It started with Jave, then Flash, and now HTML 5 continues to drive the web evolution towards a rich multimedia experience. But there content possibilities require considerable processing power to render in-browser. First to market with a solution to this, IE9 now has embedded GPU enabled rendering to take some of the load off the CPU for those more processer intensive sites. The demo we were shown involved rendering a couple of hundred 3d fish in a fish tank enviroment. IE 9 handled the demo with ease crusing along at alomost 60 frames, whereas the non-GPU capabile Chrome struggled to display less than a dozen before grinding to a halt. This is going to be great for full res 1080p video and gaming in browser.

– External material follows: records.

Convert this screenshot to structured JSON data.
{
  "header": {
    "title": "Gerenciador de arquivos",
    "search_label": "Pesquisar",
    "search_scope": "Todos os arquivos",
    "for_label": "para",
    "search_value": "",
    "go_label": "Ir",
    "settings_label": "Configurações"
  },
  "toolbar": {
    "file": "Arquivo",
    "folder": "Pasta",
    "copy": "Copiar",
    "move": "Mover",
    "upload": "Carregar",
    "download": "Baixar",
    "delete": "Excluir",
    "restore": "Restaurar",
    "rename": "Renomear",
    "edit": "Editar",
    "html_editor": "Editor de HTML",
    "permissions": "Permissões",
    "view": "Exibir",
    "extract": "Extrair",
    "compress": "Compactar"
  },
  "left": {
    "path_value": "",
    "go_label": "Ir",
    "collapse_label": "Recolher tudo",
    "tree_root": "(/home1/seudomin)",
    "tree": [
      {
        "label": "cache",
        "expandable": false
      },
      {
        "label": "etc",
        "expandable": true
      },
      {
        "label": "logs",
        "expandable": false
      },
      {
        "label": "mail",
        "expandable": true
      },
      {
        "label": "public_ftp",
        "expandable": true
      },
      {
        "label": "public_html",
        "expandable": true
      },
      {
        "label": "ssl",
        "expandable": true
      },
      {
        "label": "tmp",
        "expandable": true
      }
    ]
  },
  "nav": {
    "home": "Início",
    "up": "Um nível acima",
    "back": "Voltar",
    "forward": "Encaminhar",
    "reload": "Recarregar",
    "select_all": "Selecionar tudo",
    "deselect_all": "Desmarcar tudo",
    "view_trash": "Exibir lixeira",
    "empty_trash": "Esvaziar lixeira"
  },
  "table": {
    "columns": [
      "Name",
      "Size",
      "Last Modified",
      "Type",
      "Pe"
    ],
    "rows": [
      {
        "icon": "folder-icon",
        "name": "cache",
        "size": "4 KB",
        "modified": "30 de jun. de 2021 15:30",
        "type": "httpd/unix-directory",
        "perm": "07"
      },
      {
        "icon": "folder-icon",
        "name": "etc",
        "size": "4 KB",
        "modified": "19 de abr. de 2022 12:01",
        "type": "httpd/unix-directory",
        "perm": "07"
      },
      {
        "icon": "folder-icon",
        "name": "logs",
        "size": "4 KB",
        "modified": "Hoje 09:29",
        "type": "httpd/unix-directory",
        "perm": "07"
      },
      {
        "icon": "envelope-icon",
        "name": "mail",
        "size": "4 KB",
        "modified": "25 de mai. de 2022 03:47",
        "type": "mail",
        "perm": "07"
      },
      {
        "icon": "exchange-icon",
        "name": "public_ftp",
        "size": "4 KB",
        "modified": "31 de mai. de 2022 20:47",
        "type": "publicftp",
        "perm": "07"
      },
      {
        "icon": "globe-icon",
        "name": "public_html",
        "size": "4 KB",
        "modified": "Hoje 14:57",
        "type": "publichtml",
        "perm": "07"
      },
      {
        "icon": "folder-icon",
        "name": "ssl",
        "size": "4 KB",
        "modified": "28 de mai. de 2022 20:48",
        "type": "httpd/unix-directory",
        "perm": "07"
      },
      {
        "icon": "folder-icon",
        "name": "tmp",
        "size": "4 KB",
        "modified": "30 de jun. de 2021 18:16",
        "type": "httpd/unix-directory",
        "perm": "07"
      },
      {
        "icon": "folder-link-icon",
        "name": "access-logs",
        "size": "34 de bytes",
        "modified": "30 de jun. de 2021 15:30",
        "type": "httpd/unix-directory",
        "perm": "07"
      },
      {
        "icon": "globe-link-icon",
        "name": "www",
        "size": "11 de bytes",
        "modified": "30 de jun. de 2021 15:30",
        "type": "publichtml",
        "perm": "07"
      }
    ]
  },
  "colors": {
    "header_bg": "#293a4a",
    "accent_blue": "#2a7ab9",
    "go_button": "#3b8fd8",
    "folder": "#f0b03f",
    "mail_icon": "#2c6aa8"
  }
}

Other key impressions included
- html5 compliance, despite not being a standard spec yet, must be frustrating from a browser devs point of view.
- Clean, uncuttered interface. The browser frace is virually unnoticable.
- Speed of rendering engine – beat Firefox and Chrome rendering Facebook.
- Tear off tabs – You can finally move a Youtube session off your current window without losing your spot.
All in all IE9 is an exceptionally worthy upgrade. Microsoft is starting to ‘get’ user-centered design, and you can see it paying dividends across flagship products such a Windows Phone, Win7 and now IE. It’s arguable that the feature set they’re offering here positions IE9 as the browser of choice across PC land right now, however, with Firefox 4 and Chrome updates just around the corner, th
is could quickly change. Regardless, the need to immediately go out and replace Microsoft’s default option is greatly reduced for those format reinstall jobs! Well worth a look.